SLO County AIDS support wanes with state funds

Unlike major metropolitan areas, San Luis Obispo County does not have thousands of people living with HIV or AIDS. But for the roughly 200 locals managing these incurable conditions, services and resources provided by the county’s AIDS program and the nonprofit AIDS Support Network have been critical to survival.

Now, as California struggles to overcome a large budget shortfall, some say the ability to meet this population’s needs and educate the public about HIV and AIDS is in jeopardy.

Because state funding was greatly reduced, the county’s AIDS program has been eliminated, leaving much of the work to the private nonprofit group AIDS Support Network, which has had its own funding problems, said Kathleen Karle, program manager of the county’s health agency.

About $52 million for AIDS programs throughout California was cut in the budget approved by Sacramento lawmakers.

The county’s AIDS program ran HIV-testing clinics and reached out to intravenous drug users, who are at high risk for contracting the disease.

It also was responsible for overseeing grants used for prevention work with the public and to send nurses and social workers to the homes of the most critically ill clients, providing food and other items.

“The biggest fear to everyone is that, when you remove these outreach, prevention and testing services, the incidence of AIDS is going to increase,’’ Karle said. “The fear is that when you cut these programs, it will get off everybody’s radar screen. AIDS doesn’t mean that you will die next week, but it does mean that you can live with a very horrible disease for many years. And ultimately, there is a cost.”

Edie Kahn, executive director of the San Luis Obispo County AIDS Support Network, noted that the county had its funding reduced proportionally more than other areas because this region lacks the so-called “burden of disease” of larger metropolitan areas.

The organization has about $100,000 in state money to use for direct service to clients and surveillance, which allows the county to track the number of HIV cases. But the money cannot be used for prevention purposes.

“It’s so devastating to a lot of communities, especially rural communities,’’ she said.

The AIDS Support Network, founded in 1984 by a small group dedicated to tackling the AIDS epidemic, hopes to be able to pick up the slack, assuming the case management of the more medically fragile clients, she said.

In addition to its health education and risk reduction program, the network offers benefits counseling, referrals to psychological and social support groups, housing and food assistance.

It also helps clients pay for trips to the doctor, laboratory work or medication that’s not covered by insurance. Many clients have low, or very low, incomes and find it tough to afford treatment and expensive medications.

The organization, which receives funding from the government, private donations and annual fundraisers, is in the process of determining how to prioritize its funding, Kahn said. The group renegotiated its lease with its landlord to free up some money, and it will try to come up with other funding sources, she said.

But during a recession, there is less money coming from private funding sources.

“It’s sort of a double-whammy for anyone doing fundraisers right now,’’ she said. “A lot of people are getting cut through the state budget.
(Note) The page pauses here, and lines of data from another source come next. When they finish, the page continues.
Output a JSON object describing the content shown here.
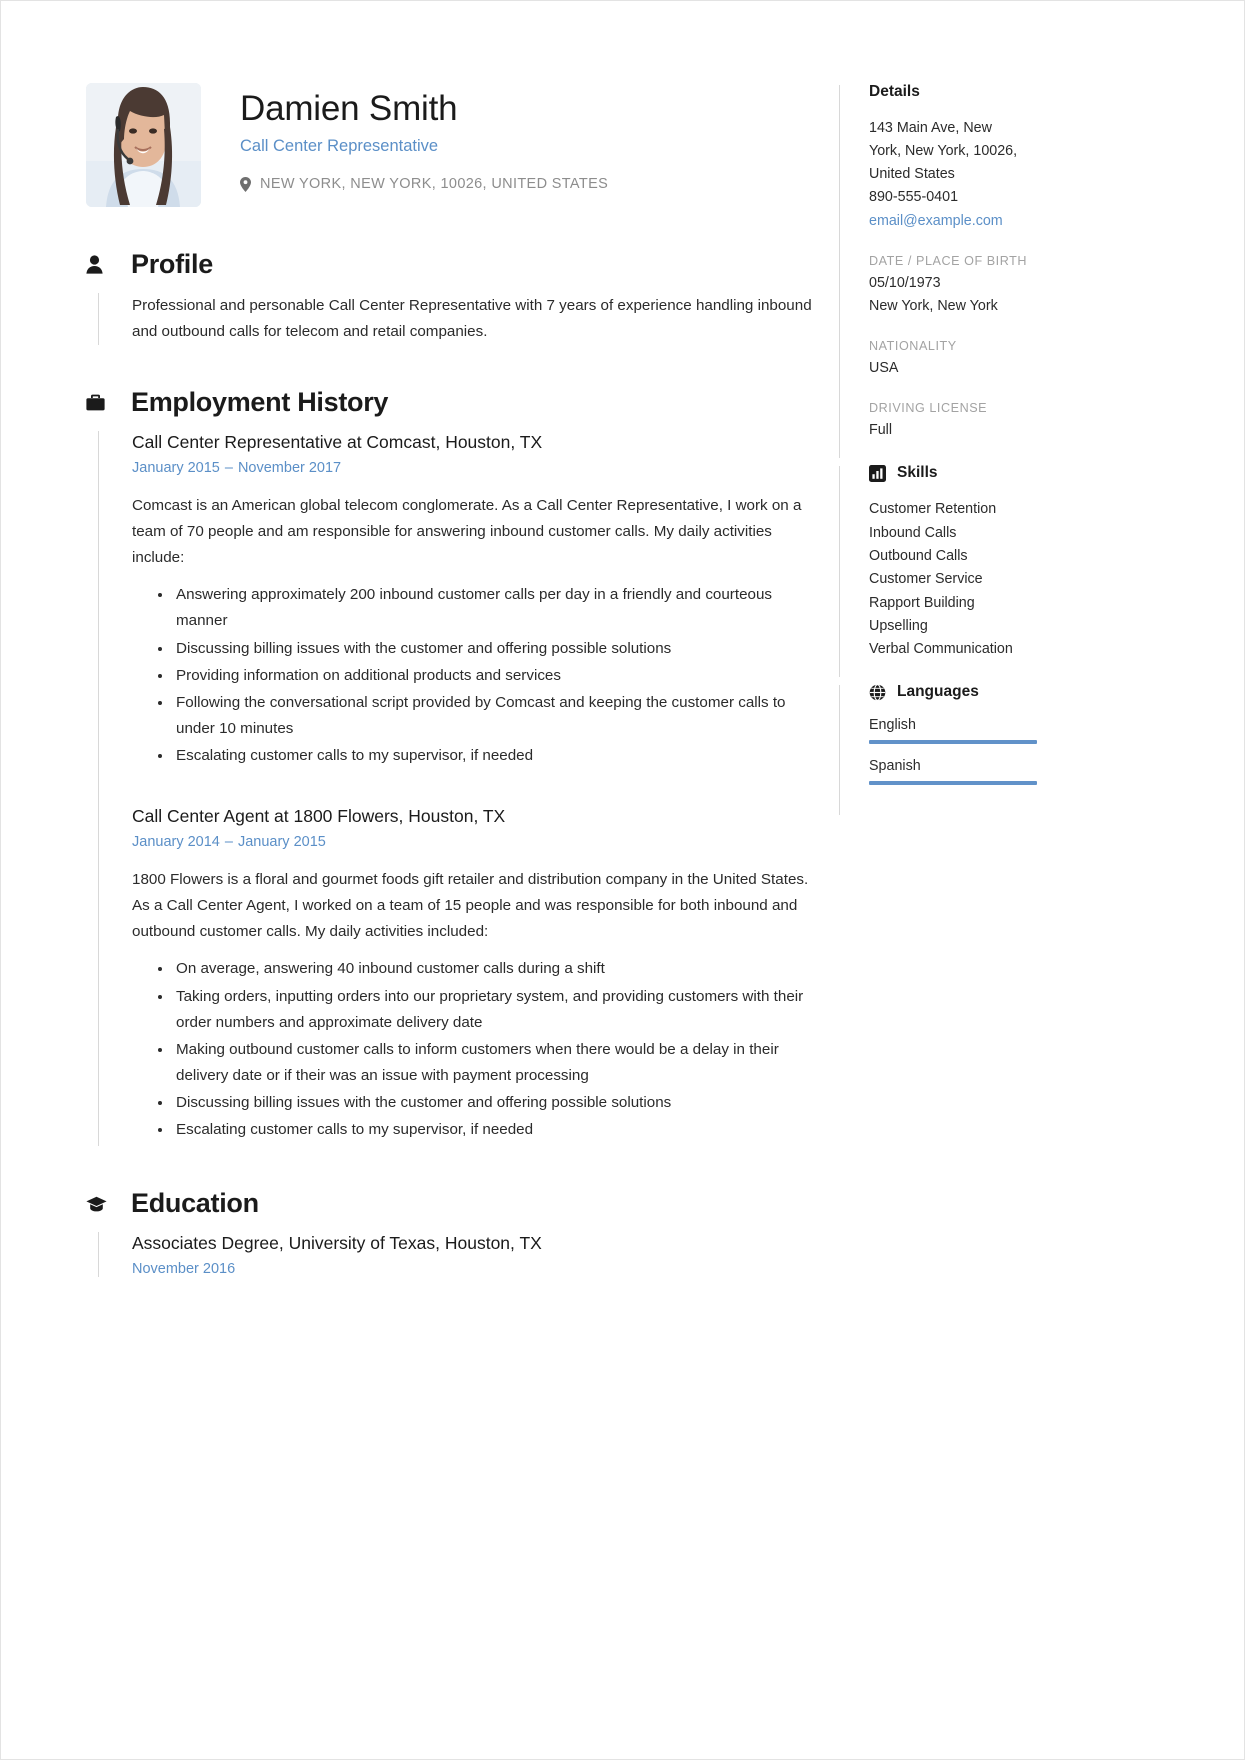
{
  "theme": {
    "accent": "#5b8fc7",
    "text": "#2b2b2b",
    "muted": "#a3a3a3",
    "rule": "#d8d8d8"
  },
  "header": {
    "photo_alt": "profile-photo",
    "name": "Damien Smith",
    "job_title": "Call Center Representative",
    "location": "NEW YORK, NEW YORK, 10026, UNITED STATES",
    "location_icon": "map-pin-icon"
  },
  "sections": {
    "profile": {
      "icon": "person-icon",
      "title": "Profile",
      "text": "Professional and personable Call Center Representative with 7 years of experience handling inbound and outbound calls for telecom and retail companies."
    },
    "employment": {
      "icon": "briefcase-icon",
      "title": "Employment History",
      "jobs": [
        {
          "name": "Call Center Representative at Comcast, Houston, TX",
          "start": "January 2015",
          "dash": "–",
          "end": "November 2017",
          "description": "Comcast is an American global telecom conglomerate. As a Call Center Representative, I work on a team of 70 people and am responsible for answering inbound customer calls. My daily activities include:",
          "bullets": [
            "Answering approximately 200 inbound customer calls per day in a friendly and courteous manner",
            "Discussing billing issues with the customer and offering possible solutions",
            "Providing information on additional products and services",
            "Following the conversational script provided by Comcast and keeping the customer calls to under 10 minutes",
            "Escalating customer calls to my supervisor, if needed"
          ]
        },
        {
          "name": "Call Center Agent at 1800 Flowers, Houston, TX",
          "start": "January 2014",
          "dash": "–",
          "end": "January 2015",
          "description": "1800 Flowers is a floral and gourmet foods gift retailer and distribution company in the United States. As a Call Center Agent, I worked on a team of 15 people and was responsible for both inbound and outbound customer calls. My daily activities included:",
          "bullets": [
            "On average, answering 40 inbound customer calls during a shift",
            "Taking orders, inputting orders into our proprietary system, and providing customers with their order numbers and approximate delivery date",
            "Making outbound customer calls to inform customers when there would be a delay in their delivery date or if their was an issue with payment processing",
            "Discussing billing issues with the customer and offering possible solutions",
            "Escalating customer calls to my supervisor, if needed"
          ]
        }
      ]
    },
    "education": {
      "icon": "graduation-cap-icon",
      "title": "Education",
      "entries": [
        {
          "name": "Associates Degree, University of Texas, Houston, TX",
          "date": "November 2016"
        }
      ]
    }
  },
  "sidebar": {
    "details": {
      "title": "Details",
      "address_line1": "143 Main Ave, New",
      "address_line2": "York, New York, 10026,",
      "address_line3": "United States",
      "phone": "890-555-0401",
      "email": "email@example.com",
      "dob_label": "DATE / PLACE OF BIRTH",
      "dob_date": "05/10/1973",
      "dob_place": "New York, New York",
      "nationality_label": "NATIONALITY",
      "nationality": "USA",
      "license_label": "DRIVING LICENSE",
      "license": "Full"
    },
    "skills": {
      "icon": "bar-chart-icon",
      "title": "Skills",
      "items": [
        "Customer Retention",
        "Inbound Calls",
        "Outbound Calls",
        "Customer Service",
        "Rapport Building",
        "Upselling",
        "Verbal Communication"
      ]
    },
    "languages": {
      "icon": "globe-icon",
      "title": "Languages",
      "items": [
        {
          "name": "English",
          "level": 100
        },
        {
          "name": "Spanish",
          "level": 100
        }
      ]
    }
  }
}
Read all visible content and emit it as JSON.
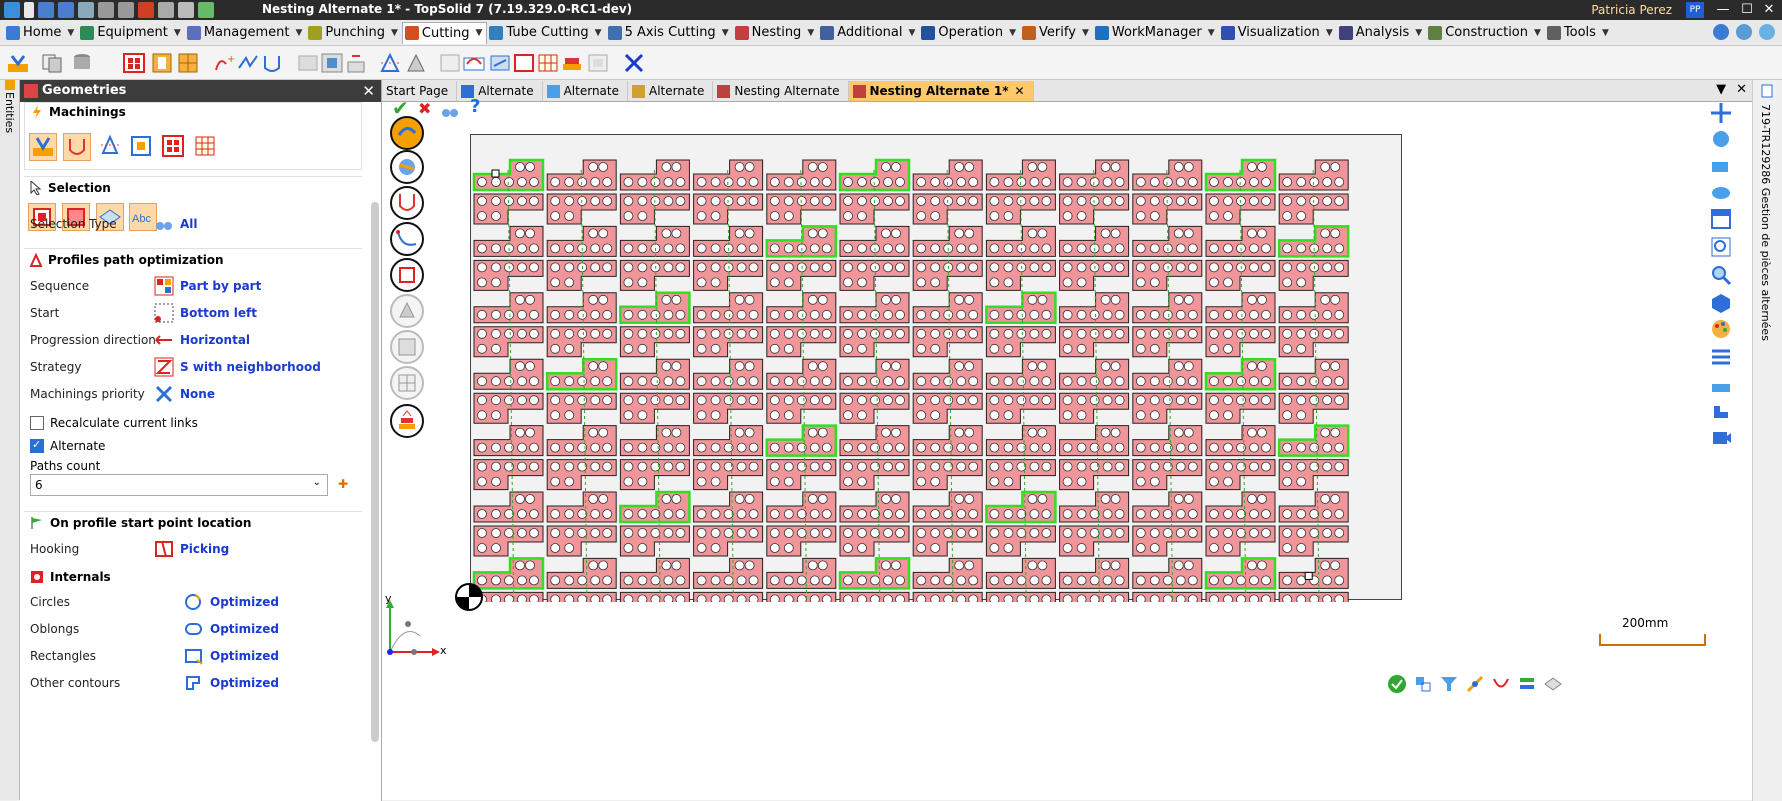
{
  "window": {
    "title": "Nesting Alternate 1* - TopSolid 7 (7.19.329.0-RC1-dev)",
    "user": "Patricia Perez",
    "user_initials": "PP",
    "minimize": "—",
    "maximize": "☐",
    "close": "✕"
  },
  "menu": {
    "tabs": [
      {
        "label": "Home",
        "icon": "home-icon",
        "color": "#3a7bd5"
      },
      {
        "label": "Equipment",
        "icon": "equipment-icon",
        "color": "#2e8b57"
      },
      {
        "label": "Management",
        "icon": "management-icon",
        "color": "#5a6fbf"
      },
      {
        "label": "Punching",
        "icon": "punching-icon",
        "color": "#a0a020"
      },
      {
        "label": "Cutting",
        "icon": "cutting-icon",
        "color": "#d05020"
      },
      {
        "label": "Tube Cutting",
        "icon": "tube-icon",
        "color": "#3080c0"
      },
      {
        "label": "5 Axis Cutting",
        "icon": "5axis-icon",
        "color": "#4070b0"
      },
      {
        "label": "Nesting",
        "icon": "nesting-icon",
        "color": "#c04040"
      },
      {
        "label": "Additional",
        "icon": "additional-icon",
        "color": "#4060a0"
      },
      {
        "label": "Operation",
        "icon": "operation-icon",
        "color": "#2050a0"
      },
      {
        "label": "Verify",
        "icon": "verify-icon",
        "color": "#c06020"
      },
      {
        "label": "WorkManager",
        "icon": "workmanager-icon",
        "color": "#2070c0"
      },
      {
        "label": "Visualization",
        "icon": "visualization-icon",
        "color": "#3050b0"
      },
      {
        "label": "Analysis",
        "icon": "analysis-icon",
        "color": "#404080"
      },
      {
        "label": "Construction",
        "icon": "construction-icon",
        "color": "#608040"
      },
      {
        "label": "Tools",
        "icon": "tools-icon",
        "color": "#606060"
      }
    ],
    "active_index": 4
  },
  "panel": {
    "title": "Geometries",
    "close": "✕",
    "side_tab": "Entities",
    "machinings": {
      "title": "Machinings"
    },
    "selection": {
      "title": "Selection",
      "type_label": "Selection Type",
      "type_value": "All"
    },
    "path_opt": {
      "title": "Profiles path optimization",
      "sequence_label": "Sequence",
      "sequence_value": "Part by part",
      "start_label": "Start",
      "start_value": "Bottom left",
      "progression_label": "Progression direction",
      "progression_value": "Horizontal",
      "strategy_label": "Strategy",
      "strategy_value": "S with neighborhood",
      "priority_label": "Machinings priority",
      "priority_value": "None",
      "recalc_label": "Recalculate current links",
      "recalc_checked": false,
      "alternate_label": "Alternate",
      "alternate_checked": true,
      "paths_count_label": "Paths count",
      "paths_count_value": "6",
      "add": "✚"
    },
    "start_point": {
      "title": "On profile start point location",
      "hooking_label": "Hooking",
      "hooking_value": "Picking"
    },
    "internals": {
      "title": "Internals",
      "circles_label": "Circles",
      "circles_value": "Optimized",
      "oblongs_label": "Oblongs",
      "oblongs_value": "Optimized",
      "rectangles_label": "Rectangles",
      "rectangles_value": "Optimized",
      "other_label": "Other contours",
      "other_value": "Optimized"
    }
  },
  "doc_tabs": [
    {
      "label": "Start Page",
      "active": false
    },
    {
      "label": "Alternate",
      "active": false
    },
    {
      "label": "Alternate",
      "active": false
    },
    {
      "label": "Alternate",
      "active": false
    },
    {
      "label": "Nesting Alternate",
      "active": false
    },
    {
      "label": "Nesting Alternate 1*",
      "active": true
    }
  ],
  "doc_tab_close": "✕",
  "doc_controls": {
    "menu": "▼",
    "close": "✕"
  },
  "viewport": {
    "top_actions": {
      "ok": "✔",
      "cancel": "✖",
      "help": "?"
    },
    "axis_x": "x",
    "axis_y": "y",
    "scale_label": "200mm",
    "sheet": {
      "rows": 7,
      "cols": 12
    },
    "colors": {
      "part_fill": "#f0969a",
      "part_stroke": "#222222",
      "highlight": "#33dd22",
      "path": "#33aa22",
      "sheet_bg": "#f2f2f2"
    }
  },
  "right_strip": {
    "label": "719-TR129286 Gestion de pièces alternées"
  }
}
In these economic times, it makes it difficult to get our business sponsors.”

Thomas Moxham, education and outreach coordinator with Fusion — a group of gay men that works with the AIDS Support Network to spread safe-sex messages in the community — said it will be up to volunteers to continue these efforts in the face of dwindling funds.

“Our members are stepping up to the plate and running this with next to no money,’’ he said. “We can’t expand the program at all, but we can keep it alive just by fighting.”